*WORK TO BE COMPLETED*
Please report how many lines in the records below contain the word "left", and give nothing else.

*DATA SUPPLIED*

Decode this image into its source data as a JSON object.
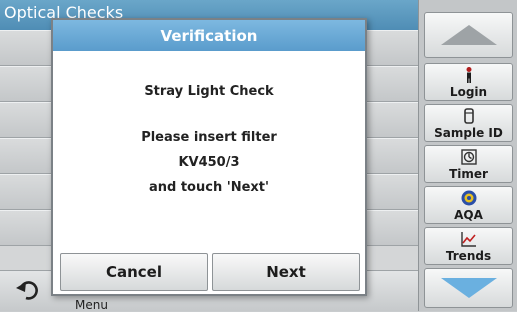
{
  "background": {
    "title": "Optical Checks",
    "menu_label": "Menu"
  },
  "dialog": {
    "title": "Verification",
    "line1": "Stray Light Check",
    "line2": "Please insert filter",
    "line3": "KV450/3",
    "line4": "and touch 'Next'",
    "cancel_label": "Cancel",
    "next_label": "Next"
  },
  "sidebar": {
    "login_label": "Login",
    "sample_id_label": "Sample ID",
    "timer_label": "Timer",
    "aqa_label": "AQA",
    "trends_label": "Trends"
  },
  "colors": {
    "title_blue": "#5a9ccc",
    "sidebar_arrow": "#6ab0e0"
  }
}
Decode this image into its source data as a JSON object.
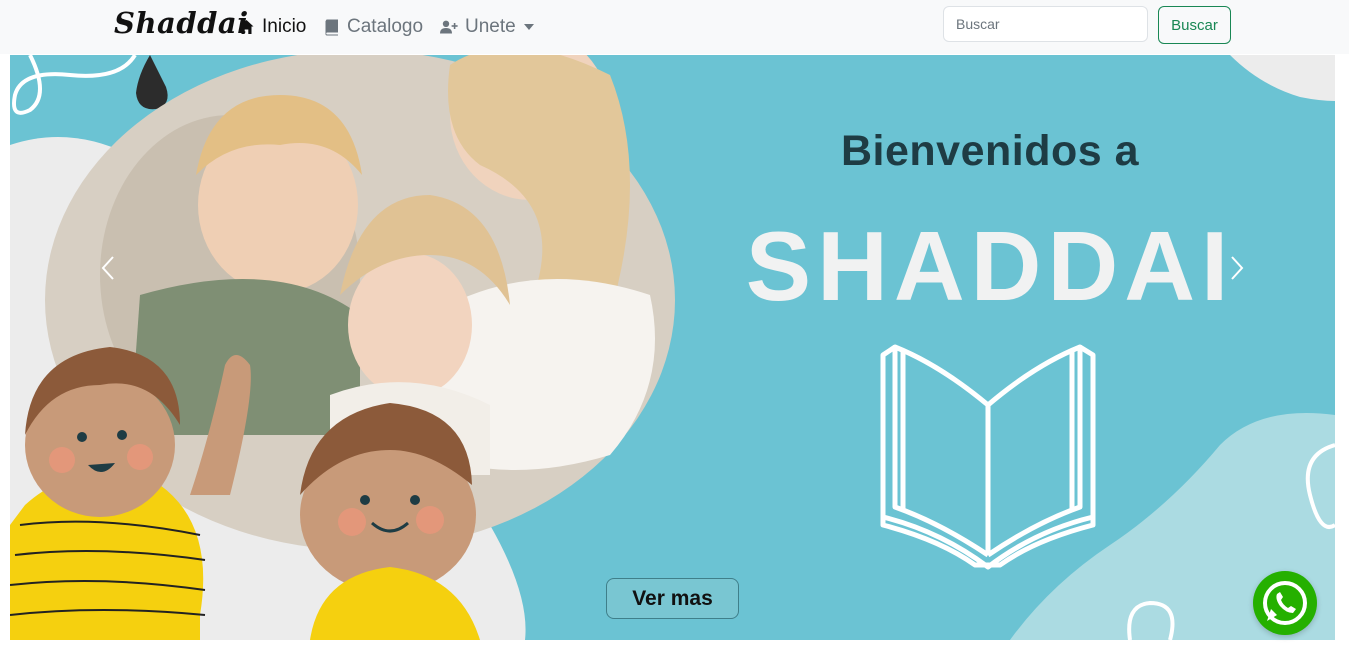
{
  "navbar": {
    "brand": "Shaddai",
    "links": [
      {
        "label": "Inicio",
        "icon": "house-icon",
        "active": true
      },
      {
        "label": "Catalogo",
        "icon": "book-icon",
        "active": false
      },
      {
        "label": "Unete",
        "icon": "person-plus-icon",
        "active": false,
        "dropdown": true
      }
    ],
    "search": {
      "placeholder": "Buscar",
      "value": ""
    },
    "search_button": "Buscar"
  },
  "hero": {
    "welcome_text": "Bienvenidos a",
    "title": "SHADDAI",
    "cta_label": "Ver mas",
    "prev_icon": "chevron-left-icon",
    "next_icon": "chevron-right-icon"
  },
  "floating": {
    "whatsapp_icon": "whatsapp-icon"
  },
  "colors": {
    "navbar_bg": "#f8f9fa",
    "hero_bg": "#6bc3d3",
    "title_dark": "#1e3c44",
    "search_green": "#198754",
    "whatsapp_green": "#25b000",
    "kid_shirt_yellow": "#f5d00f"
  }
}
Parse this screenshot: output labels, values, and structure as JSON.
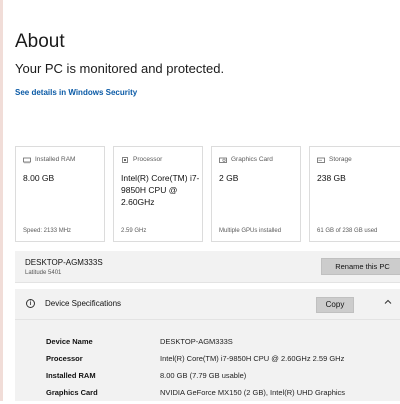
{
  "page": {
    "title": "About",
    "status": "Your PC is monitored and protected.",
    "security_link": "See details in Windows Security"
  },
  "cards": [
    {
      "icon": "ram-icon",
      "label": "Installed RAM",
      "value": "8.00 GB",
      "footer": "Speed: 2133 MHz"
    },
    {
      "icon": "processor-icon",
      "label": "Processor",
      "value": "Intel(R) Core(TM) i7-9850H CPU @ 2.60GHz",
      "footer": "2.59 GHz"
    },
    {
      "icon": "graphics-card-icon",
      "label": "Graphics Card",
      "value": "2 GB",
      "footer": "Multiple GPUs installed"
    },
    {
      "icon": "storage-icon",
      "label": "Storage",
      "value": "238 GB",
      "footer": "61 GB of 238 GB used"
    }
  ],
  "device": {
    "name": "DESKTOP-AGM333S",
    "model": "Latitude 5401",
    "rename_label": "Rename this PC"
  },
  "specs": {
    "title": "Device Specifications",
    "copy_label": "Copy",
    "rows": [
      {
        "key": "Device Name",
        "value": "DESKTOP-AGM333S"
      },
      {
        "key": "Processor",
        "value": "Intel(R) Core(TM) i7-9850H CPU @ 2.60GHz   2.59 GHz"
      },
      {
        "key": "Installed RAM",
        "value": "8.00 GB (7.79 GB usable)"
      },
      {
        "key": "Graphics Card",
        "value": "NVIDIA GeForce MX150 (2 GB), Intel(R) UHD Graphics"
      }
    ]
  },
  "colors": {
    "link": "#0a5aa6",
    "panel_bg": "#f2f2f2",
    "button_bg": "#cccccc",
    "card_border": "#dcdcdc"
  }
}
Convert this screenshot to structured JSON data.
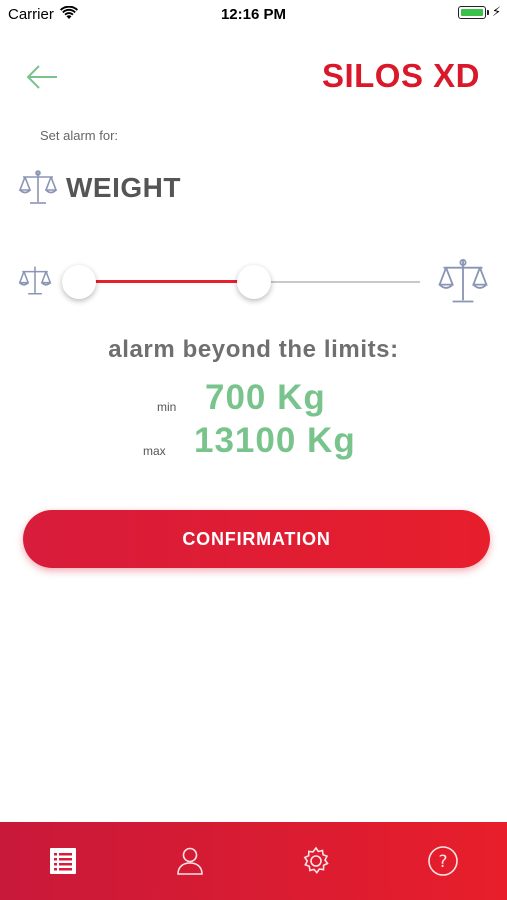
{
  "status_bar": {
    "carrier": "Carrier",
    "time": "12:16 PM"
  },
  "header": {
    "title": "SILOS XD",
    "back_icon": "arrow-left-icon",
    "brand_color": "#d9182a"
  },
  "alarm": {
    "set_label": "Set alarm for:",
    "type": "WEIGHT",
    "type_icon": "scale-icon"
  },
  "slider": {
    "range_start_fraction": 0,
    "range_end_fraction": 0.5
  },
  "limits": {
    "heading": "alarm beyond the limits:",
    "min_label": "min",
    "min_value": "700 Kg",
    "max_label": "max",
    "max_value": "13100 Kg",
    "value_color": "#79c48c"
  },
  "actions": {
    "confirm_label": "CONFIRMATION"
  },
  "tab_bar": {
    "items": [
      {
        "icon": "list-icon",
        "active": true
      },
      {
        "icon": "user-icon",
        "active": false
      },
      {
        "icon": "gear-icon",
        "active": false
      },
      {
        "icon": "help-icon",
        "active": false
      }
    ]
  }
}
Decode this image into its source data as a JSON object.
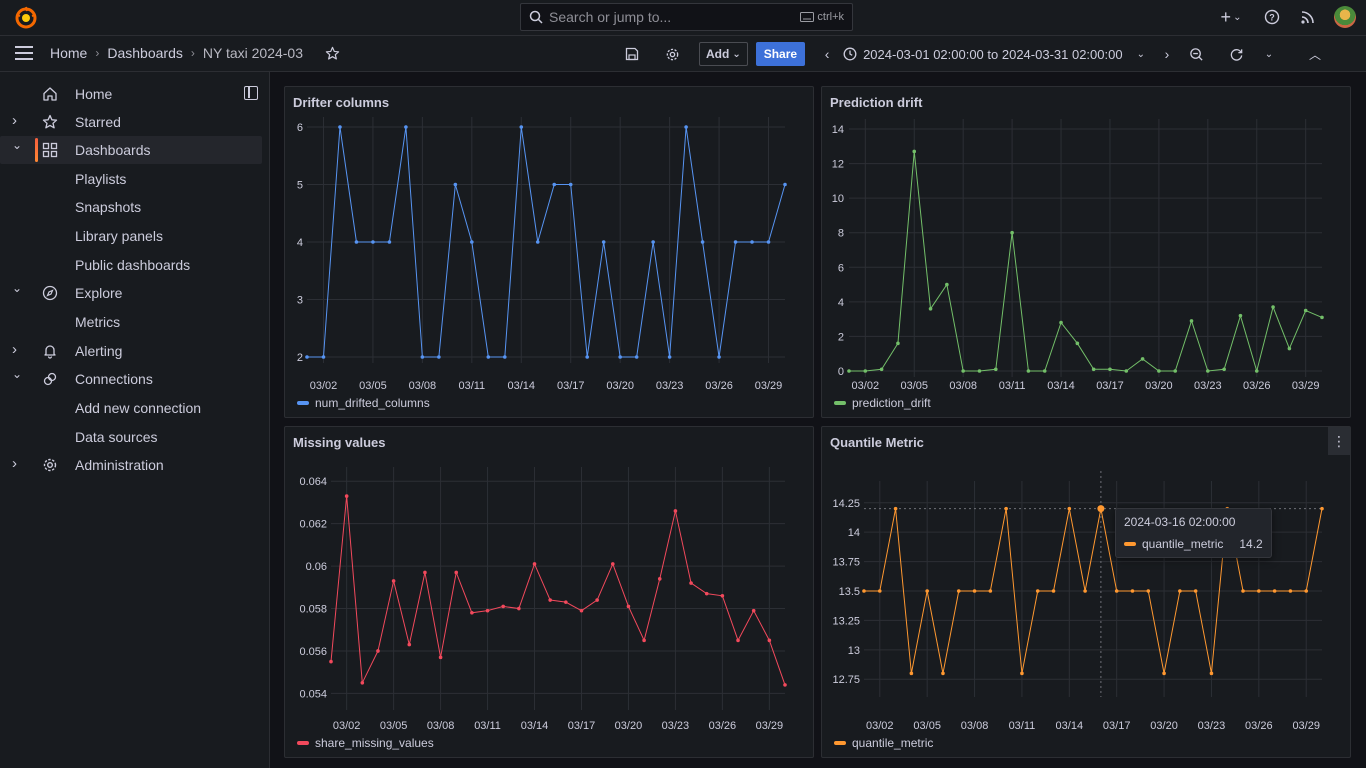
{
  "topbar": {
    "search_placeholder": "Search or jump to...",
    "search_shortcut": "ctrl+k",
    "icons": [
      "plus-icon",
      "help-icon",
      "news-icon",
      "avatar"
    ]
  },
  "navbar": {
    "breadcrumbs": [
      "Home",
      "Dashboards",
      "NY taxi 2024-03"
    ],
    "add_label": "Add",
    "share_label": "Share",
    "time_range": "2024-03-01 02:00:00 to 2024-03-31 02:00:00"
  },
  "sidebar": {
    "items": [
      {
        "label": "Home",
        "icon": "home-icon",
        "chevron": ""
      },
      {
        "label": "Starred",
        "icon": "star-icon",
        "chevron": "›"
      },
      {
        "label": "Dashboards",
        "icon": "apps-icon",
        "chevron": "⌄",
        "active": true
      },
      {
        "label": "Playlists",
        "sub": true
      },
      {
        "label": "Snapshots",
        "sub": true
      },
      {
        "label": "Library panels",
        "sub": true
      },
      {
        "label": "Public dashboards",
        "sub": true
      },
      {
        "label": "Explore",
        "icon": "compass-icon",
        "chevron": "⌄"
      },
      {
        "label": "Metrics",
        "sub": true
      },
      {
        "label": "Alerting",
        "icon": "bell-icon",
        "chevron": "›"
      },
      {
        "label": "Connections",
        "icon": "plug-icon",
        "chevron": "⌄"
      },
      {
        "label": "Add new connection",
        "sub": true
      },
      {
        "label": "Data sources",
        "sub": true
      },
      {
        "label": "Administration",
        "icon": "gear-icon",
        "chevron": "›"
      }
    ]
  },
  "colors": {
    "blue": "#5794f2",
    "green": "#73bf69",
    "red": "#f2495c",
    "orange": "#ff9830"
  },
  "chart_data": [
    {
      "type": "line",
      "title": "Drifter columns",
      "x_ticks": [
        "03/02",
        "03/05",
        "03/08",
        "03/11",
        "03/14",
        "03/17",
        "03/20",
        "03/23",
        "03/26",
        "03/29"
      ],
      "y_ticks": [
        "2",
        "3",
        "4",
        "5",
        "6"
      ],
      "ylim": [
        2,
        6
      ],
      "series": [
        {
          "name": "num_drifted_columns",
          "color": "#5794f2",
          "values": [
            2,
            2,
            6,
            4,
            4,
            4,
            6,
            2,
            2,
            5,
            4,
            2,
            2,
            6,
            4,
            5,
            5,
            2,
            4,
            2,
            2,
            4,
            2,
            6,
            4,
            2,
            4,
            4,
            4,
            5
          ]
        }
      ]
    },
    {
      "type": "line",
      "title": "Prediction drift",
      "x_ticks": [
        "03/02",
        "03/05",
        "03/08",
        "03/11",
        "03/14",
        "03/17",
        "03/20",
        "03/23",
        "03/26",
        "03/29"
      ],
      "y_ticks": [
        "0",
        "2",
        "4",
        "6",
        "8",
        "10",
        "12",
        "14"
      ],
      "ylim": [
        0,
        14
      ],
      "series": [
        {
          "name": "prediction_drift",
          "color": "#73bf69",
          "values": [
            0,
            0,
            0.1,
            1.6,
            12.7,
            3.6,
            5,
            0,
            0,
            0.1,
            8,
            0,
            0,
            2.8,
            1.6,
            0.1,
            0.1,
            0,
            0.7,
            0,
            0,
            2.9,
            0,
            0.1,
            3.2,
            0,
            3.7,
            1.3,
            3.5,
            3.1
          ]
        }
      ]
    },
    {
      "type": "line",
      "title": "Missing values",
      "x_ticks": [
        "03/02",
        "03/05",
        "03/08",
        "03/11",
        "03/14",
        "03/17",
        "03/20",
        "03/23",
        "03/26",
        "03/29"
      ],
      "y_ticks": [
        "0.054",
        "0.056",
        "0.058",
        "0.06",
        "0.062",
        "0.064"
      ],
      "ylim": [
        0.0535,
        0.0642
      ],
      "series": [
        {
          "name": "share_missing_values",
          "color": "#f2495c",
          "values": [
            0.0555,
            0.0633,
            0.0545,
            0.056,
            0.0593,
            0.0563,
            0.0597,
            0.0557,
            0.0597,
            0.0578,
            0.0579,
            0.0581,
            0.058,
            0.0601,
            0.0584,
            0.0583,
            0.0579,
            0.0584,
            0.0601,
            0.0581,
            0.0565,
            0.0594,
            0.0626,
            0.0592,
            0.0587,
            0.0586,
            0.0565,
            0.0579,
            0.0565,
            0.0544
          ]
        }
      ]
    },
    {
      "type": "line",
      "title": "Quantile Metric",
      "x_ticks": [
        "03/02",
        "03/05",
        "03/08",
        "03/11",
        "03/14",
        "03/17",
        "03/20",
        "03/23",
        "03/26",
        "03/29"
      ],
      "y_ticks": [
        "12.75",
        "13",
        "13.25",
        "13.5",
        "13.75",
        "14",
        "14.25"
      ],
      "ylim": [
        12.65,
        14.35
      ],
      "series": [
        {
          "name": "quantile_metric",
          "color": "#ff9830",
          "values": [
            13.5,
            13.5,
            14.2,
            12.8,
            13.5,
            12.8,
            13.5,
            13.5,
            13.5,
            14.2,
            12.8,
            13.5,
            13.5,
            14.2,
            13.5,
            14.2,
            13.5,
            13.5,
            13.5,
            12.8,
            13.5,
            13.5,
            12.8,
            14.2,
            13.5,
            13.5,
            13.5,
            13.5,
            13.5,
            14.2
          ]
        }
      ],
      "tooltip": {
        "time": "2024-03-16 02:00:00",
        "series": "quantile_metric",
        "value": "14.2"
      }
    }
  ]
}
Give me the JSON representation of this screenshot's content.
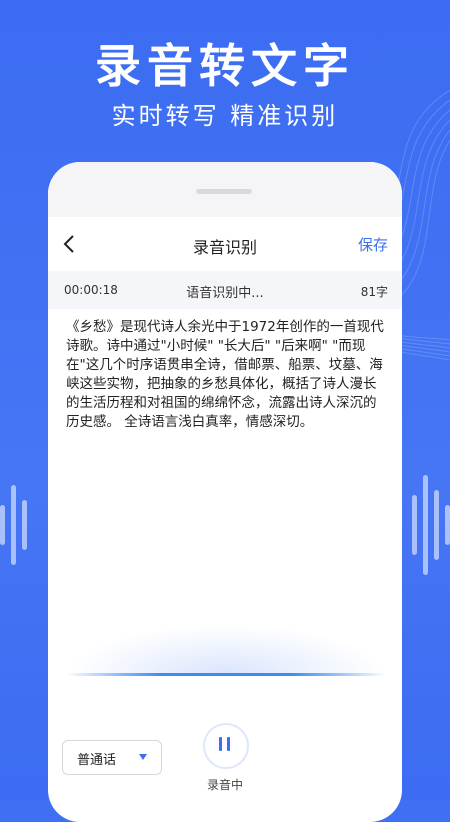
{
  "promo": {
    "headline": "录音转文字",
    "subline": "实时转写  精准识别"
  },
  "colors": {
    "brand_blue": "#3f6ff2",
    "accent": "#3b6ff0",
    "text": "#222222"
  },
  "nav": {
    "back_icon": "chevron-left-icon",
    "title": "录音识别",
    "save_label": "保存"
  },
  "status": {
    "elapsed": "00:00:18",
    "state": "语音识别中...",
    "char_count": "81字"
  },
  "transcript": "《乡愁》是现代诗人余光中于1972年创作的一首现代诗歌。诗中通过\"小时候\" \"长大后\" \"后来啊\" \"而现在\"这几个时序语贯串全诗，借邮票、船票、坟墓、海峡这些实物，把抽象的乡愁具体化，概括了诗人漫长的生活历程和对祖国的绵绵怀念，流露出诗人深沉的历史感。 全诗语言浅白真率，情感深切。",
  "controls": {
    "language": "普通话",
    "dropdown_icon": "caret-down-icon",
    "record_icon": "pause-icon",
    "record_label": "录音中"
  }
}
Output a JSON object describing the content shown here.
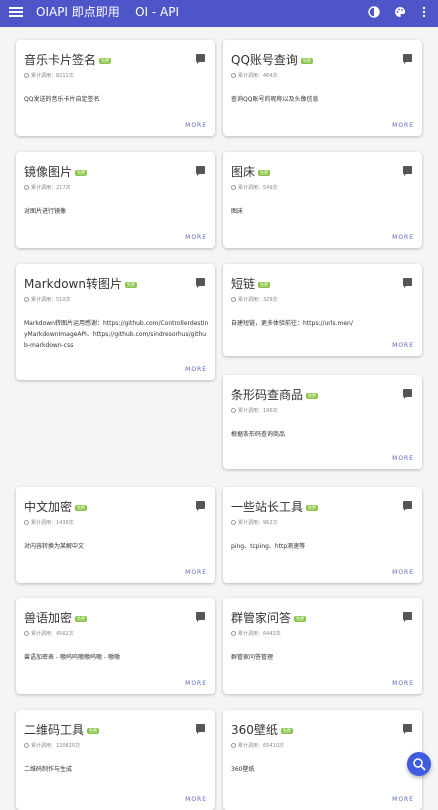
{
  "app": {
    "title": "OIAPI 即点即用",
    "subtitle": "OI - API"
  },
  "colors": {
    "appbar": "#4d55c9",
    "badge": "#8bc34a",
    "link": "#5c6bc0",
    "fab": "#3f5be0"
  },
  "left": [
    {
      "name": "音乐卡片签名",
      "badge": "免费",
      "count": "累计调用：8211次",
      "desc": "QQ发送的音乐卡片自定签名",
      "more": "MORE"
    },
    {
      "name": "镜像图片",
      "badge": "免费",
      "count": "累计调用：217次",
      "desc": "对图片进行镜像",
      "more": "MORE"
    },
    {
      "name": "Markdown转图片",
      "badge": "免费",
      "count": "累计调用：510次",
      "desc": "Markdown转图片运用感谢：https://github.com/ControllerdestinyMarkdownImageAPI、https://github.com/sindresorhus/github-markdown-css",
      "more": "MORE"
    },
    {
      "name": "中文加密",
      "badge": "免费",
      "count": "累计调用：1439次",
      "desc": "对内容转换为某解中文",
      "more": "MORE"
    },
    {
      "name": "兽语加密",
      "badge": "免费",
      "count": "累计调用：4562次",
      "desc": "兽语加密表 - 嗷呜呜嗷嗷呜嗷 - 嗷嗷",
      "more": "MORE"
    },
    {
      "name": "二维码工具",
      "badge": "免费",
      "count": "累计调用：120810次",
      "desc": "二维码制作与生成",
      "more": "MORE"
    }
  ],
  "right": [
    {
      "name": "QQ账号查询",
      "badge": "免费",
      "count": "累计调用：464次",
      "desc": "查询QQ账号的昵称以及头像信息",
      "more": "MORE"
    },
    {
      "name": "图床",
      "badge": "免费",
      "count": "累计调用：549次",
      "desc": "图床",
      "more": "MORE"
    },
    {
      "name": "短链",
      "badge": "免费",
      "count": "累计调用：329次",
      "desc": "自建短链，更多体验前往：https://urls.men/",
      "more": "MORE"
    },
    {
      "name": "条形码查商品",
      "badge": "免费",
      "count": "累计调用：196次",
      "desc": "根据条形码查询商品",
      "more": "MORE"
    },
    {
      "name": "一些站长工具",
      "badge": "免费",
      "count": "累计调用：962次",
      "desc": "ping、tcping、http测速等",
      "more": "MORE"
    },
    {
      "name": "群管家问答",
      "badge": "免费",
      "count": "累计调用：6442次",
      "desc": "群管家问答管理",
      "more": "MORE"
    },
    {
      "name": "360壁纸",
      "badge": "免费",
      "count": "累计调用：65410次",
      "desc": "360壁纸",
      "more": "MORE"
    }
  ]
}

*THE COMPLETED TASK*
4